How to find your “people like us”?
In our last conversation, we talked about how “people like us, do things like this.” How identifying your tribe, and then acting in ways that show you are a part of that tribe, can significantly accelerate the growth of your business.
Which begs the question: who are your people like us, and how do you demonstrate you’re part of the tribe?
Pick an industry
The easiest way to specialize is to pick an industry to focus on. I know a banker who specializes in working with dentists, a lawyer who specializes in breweries, an IT company who works only with distributors. The simple formula is “I help X with Y.”
This is called “vertical specialization,” and it has some significant advantages.
When you are the banker for dentists you learn to speak the language that dentists speak. You meet other folks who specialize in helping dentists, people who do marketing for dentists, or architecture for dental offices, and you can share clients.
It’s easy to figure out where dentists flock together. You can attend the dental conferences and even become a speaker on financing dental practices.
You become one of the tribe you serve because you are the only one who knows about “X”.
Let me give you an example.
One of my clients, Brooke Foley of Jayne Agency, loves working with big brands so she became certified as a W/M/V/LGBTQ Business. Big companies want to increase their “spend” with diverse suppliers, so this certification was a way to stand out from the many competing agencies chasing big brand business.
But, something unexpected happened as Brooke attended minority business events where big brands came to meet potential suppliers. The other suppliers there were interested in her agency for their own marketing to big businesses.

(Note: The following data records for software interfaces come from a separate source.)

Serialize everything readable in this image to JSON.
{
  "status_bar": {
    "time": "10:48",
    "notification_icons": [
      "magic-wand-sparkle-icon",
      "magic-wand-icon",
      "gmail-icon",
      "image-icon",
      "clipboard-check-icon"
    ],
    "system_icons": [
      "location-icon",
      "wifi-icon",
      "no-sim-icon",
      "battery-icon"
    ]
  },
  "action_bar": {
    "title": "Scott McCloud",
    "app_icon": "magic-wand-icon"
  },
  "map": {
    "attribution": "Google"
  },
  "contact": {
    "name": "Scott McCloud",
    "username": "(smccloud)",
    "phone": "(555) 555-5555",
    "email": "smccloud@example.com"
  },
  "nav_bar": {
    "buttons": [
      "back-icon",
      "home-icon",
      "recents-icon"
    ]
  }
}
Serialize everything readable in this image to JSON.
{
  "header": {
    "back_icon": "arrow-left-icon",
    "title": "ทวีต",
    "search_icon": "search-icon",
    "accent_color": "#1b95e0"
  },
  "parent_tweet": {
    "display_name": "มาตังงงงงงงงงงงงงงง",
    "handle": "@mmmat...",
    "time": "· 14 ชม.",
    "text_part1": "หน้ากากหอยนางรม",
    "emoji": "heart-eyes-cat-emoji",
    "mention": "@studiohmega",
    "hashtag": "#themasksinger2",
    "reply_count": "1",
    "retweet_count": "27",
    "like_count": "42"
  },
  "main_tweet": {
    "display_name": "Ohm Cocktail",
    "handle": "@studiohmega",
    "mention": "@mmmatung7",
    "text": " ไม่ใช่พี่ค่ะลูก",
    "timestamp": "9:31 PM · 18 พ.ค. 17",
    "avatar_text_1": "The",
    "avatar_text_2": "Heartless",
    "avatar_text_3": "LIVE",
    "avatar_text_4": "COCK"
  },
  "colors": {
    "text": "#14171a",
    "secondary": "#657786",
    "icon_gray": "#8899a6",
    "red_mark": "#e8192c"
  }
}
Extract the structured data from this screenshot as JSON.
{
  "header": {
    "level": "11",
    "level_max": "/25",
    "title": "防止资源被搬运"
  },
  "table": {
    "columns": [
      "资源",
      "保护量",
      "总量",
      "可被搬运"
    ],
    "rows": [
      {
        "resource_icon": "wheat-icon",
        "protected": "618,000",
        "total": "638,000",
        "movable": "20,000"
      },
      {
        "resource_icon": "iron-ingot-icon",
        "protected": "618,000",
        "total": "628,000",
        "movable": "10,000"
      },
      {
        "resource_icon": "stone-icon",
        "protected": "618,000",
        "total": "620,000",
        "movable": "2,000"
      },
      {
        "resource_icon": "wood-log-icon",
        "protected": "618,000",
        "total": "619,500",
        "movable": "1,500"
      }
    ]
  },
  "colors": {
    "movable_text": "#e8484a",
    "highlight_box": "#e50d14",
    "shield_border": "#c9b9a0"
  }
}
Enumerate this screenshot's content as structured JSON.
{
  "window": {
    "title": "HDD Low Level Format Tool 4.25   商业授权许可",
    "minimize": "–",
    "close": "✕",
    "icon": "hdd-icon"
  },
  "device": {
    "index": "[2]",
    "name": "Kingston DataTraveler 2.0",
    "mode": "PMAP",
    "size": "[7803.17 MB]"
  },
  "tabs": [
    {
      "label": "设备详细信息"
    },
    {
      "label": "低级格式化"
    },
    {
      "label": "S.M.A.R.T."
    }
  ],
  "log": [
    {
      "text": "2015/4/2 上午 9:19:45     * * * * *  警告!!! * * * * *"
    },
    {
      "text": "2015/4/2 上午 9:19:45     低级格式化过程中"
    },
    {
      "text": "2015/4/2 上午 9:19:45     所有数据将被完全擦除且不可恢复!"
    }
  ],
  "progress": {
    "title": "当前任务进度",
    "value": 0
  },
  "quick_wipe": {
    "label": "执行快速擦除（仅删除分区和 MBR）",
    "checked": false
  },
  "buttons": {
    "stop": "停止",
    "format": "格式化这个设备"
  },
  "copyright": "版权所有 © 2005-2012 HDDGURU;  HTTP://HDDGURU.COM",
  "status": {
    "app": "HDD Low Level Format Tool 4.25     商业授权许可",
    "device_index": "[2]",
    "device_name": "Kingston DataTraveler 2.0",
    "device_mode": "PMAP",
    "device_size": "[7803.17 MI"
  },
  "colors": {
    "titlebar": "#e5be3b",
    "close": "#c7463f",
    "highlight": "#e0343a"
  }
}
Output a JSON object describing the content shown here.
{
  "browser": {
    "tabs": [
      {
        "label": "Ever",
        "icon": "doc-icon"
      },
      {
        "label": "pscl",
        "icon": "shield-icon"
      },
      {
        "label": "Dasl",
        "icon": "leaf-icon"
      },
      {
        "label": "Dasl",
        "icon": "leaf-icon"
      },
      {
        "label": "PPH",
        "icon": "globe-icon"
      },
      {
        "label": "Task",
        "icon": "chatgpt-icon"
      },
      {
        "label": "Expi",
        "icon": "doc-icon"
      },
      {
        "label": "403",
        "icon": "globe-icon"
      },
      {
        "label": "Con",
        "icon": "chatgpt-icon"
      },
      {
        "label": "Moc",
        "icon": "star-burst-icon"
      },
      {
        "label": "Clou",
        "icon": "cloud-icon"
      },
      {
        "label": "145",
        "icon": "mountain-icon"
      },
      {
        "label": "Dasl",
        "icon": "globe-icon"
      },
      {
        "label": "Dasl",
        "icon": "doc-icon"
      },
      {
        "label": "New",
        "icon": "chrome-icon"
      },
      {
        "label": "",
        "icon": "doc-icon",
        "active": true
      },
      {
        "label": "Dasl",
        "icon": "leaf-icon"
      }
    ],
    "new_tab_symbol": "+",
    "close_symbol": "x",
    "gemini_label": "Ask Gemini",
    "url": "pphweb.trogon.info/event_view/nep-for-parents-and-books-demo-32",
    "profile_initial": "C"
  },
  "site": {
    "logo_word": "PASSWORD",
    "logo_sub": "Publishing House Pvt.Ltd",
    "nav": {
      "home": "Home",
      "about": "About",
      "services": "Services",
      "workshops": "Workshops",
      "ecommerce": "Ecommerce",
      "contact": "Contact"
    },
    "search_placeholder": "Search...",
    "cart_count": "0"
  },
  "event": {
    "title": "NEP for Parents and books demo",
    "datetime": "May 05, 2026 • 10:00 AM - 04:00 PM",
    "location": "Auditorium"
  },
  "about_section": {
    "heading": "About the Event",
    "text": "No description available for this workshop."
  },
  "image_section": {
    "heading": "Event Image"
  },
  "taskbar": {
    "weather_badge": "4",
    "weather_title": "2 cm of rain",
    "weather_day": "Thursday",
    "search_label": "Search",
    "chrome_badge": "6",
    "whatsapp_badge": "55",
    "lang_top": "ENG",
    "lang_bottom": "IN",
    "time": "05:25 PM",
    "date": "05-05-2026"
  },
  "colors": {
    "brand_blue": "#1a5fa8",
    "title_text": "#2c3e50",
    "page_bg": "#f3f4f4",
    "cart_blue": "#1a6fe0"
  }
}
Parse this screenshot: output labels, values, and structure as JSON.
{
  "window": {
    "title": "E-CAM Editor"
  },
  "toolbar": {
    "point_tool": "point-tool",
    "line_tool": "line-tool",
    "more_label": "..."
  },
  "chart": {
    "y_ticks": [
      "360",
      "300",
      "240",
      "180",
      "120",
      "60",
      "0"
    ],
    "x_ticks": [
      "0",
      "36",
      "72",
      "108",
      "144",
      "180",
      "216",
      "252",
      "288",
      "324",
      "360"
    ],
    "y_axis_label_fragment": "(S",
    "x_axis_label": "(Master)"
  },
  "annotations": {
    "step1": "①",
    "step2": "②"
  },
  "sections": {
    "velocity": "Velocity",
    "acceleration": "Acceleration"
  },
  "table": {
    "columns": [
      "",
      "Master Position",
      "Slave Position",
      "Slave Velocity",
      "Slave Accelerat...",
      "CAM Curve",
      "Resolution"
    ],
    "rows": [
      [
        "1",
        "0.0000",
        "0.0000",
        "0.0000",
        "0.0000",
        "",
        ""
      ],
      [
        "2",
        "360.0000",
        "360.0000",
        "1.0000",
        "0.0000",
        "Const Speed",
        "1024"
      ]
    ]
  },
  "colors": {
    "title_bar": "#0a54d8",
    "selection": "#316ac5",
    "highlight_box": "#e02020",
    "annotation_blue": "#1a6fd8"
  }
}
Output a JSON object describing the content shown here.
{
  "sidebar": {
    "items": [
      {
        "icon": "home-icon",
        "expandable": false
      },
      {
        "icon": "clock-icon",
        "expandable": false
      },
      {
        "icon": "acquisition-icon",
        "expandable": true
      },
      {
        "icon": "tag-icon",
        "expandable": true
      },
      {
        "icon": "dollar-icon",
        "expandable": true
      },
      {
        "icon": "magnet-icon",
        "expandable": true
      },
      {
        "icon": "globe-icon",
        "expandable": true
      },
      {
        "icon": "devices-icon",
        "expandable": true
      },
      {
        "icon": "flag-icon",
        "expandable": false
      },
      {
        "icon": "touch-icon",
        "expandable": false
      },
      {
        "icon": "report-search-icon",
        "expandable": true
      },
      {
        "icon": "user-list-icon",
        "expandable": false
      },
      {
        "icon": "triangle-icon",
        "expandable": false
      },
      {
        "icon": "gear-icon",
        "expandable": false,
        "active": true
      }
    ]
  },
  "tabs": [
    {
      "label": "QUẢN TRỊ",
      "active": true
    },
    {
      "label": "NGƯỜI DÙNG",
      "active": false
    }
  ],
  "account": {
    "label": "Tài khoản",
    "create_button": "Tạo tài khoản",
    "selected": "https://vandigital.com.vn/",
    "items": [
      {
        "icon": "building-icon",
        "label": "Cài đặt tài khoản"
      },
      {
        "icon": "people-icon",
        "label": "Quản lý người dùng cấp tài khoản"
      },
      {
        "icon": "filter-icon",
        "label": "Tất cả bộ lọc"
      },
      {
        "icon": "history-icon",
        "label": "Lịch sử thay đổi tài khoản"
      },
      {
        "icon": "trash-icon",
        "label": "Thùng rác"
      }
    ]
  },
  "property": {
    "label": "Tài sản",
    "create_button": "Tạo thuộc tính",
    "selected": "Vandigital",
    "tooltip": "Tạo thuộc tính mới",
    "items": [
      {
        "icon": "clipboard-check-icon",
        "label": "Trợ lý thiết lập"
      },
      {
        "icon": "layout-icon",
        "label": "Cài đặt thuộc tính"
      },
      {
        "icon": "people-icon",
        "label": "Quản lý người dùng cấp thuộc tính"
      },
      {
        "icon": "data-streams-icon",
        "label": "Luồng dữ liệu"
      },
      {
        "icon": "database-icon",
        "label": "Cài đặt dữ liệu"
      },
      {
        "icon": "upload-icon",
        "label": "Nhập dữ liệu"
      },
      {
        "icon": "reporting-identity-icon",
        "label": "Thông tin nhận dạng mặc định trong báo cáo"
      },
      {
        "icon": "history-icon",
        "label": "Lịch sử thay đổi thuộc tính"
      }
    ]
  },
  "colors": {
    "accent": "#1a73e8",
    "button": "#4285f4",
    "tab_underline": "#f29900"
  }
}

She realized that her processes worked particularly well to help W/M/V/LTBTQ suppliers articulate what is unique about them (besides their minority status) so they could make a stronger case with big brands. Some big brands even told their suppliers to work with Jayne Agency as a prerequisite for getting their business. Jayne shifted from going after big brand business towards working with diverse suppliers to big brands who needed to tell a better story.
This last week, Brooke spoke at a big diversity supplier conference. She blew the room away! She was able to demonstrate the insights she had gained through working intensely with so many of these diverse suppliers. They saw that she understood the problems that the community has and was able to articulate it in a way that no one else could. After her speech, not only did the suppliers come up to her and ask for her card, but the big brands flocked to her too.
She understood their problems, spoke their language, and now her tribe is chasing her.
Do you work within a particular industry? How can you speak their language, understand their problems, and articulate it in a way that they see you as part of the tribe?